# [What the exercise asks]
In the entries below, find the lines with the word "rtan" and copy them.

[[ Provided information, beginning ]]

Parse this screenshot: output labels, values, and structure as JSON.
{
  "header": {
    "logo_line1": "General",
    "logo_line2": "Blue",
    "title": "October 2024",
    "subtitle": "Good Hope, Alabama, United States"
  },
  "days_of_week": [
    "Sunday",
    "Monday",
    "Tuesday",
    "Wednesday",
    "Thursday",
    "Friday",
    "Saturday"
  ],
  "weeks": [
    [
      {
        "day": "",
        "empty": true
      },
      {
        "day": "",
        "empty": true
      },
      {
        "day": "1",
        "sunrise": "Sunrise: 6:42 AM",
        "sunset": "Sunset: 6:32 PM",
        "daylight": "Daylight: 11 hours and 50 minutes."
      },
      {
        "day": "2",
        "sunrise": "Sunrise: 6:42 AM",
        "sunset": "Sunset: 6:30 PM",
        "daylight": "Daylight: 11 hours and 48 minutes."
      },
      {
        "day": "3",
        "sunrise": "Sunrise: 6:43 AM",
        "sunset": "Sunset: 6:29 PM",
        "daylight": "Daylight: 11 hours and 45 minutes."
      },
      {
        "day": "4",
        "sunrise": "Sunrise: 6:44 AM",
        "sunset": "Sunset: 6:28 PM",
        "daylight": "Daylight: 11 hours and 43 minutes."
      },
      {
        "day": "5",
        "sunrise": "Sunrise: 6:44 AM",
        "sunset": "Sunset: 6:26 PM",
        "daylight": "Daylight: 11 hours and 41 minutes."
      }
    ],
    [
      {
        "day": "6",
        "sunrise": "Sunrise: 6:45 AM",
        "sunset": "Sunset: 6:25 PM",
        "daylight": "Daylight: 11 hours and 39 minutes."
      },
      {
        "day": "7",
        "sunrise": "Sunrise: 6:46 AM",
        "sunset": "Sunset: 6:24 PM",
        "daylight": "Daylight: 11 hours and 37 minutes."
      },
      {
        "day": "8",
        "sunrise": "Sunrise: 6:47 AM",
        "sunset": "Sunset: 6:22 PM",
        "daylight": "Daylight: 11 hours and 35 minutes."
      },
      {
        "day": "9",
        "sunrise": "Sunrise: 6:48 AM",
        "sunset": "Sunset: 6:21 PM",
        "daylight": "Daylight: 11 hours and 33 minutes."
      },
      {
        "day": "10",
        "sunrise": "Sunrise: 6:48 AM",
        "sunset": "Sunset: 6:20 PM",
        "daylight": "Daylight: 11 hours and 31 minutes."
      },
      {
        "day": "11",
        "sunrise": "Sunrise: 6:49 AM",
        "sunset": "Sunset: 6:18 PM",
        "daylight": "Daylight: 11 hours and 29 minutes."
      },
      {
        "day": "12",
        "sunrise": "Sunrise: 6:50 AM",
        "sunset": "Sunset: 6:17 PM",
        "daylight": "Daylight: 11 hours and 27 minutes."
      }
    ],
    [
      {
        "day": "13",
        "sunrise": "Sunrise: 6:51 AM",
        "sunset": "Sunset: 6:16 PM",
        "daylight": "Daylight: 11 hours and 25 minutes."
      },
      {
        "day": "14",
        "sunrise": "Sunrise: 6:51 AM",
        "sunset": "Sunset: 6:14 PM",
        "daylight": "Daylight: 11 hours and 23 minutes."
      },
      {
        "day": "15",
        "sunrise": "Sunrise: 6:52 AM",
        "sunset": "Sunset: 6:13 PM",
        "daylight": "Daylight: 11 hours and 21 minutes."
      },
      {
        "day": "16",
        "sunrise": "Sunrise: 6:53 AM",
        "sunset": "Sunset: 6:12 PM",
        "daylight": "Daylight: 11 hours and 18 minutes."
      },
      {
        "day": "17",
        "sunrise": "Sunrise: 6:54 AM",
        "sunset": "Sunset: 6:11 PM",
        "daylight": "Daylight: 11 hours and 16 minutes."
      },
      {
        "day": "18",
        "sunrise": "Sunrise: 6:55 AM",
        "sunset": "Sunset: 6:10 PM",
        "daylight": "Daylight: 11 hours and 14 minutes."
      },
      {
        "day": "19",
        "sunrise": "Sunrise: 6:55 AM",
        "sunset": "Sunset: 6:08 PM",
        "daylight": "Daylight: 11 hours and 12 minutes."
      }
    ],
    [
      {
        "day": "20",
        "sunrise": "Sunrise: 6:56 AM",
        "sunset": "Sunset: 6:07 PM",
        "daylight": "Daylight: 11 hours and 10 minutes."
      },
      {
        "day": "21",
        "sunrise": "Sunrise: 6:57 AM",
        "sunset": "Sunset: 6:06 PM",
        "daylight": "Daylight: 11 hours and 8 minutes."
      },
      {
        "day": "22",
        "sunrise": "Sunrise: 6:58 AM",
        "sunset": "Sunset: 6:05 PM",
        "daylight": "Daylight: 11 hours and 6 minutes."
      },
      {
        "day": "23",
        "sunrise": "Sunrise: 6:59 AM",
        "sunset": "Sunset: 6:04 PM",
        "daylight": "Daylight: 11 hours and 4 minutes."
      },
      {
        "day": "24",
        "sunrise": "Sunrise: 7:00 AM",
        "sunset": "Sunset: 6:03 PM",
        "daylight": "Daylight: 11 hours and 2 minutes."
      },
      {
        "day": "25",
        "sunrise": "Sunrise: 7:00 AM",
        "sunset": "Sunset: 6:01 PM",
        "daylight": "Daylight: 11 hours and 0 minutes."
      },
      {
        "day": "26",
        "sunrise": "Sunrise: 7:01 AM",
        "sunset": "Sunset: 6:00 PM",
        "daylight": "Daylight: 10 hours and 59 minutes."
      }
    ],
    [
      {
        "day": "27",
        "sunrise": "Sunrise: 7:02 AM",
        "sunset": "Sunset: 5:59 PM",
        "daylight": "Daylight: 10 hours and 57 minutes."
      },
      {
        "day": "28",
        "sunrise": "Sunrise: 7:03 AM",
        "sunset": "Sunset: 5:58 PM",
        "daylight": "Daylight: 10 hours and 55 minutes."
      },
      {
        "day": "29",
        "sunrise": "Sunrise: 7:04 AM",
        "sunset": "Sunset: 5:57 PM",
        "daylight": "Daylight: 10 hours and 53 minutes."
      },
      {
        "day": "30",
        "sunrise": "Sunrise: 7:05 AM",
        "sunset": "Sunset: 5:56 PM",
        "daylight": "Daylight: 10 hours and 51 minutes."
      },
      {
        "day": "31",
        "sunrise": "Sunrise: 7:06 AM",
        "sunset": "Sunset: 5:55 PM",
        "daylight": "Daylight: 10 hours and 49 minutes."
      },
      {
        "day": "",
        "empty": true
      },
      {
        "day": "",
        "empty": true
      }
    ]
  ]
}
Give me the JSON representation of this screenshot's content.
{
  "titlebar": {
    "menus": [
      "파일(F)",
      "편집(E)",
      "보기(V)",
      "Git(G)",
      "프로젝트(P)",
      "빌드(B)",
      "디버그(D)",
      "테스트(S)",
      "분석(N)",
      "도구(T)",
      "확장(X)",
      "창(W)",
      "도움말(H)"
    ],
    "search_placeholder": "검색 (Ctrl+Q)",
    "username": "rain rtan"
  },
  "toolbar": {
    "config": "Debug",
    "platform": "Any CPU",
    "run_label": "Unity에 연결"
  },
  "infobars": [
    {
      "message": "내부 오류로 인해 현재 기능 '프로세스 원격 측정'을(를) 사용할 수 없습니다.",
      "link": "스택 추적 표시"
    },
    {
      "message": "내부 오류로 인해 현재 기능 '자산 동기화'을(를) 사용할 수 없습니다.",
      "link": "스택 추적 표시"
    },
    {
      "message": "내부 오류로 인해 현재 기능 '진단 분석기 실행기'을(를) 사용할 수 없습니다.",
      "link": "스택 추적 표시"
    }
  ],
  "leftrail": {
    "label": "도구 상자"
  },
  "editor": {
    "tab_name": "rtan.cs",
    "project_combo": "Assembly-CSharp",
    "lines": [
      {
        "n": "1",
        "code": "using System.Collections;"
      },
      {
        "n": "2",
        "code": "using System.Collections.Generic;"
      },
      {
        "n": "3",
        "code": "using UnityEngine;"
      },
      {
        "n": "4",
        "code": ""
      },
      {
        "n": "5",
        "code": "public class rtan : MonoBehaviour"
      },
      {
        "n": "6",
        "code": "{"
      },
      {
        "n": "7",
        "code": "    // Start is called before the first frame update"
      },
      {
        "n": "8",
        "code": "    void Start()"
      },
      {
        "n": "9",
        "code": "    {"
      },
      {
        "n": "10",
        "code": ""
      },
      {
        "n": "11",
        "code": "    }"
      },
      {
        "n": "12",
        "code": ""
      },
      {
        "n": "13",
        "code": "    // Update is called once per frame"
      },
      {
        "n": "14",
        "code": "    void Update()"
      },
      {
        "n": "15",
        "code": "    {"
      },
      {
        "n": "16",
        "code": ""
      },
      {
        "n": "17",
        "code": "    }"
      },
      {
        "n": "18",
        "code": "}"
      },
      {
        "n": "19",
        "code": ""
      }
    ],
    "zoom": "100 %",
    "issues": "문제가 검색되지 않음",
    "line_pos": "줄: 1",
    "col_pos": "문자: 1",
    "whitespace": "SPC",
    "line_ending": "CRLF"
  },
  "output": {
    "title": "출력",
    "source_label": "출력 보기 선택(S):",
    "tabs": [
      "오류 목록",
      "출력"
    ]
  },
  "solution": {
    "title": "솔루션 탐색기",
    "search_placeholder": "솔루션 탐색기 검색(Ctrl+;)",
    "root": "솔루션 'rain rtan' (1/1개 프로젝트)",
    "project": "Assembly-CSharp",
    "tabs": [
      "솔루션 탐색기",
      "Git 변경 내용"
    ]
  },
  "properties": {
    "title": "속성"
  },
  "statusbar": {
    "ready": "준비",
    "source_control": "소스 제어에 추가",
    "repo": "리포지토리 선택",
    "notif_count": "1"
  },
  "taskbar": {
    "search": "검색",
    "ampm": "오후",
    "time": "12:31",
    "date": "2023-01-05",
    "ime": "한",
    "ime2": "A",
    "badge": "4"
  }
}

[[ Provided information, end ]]

# [Task answer]
    "username": "rain rtan"
    "tab_name": "rtan.cs",
        "code": "public class rtan : MonoBehaviour"
    "root": "솔루션 'rain rtan' (1/1개 프로젝트)",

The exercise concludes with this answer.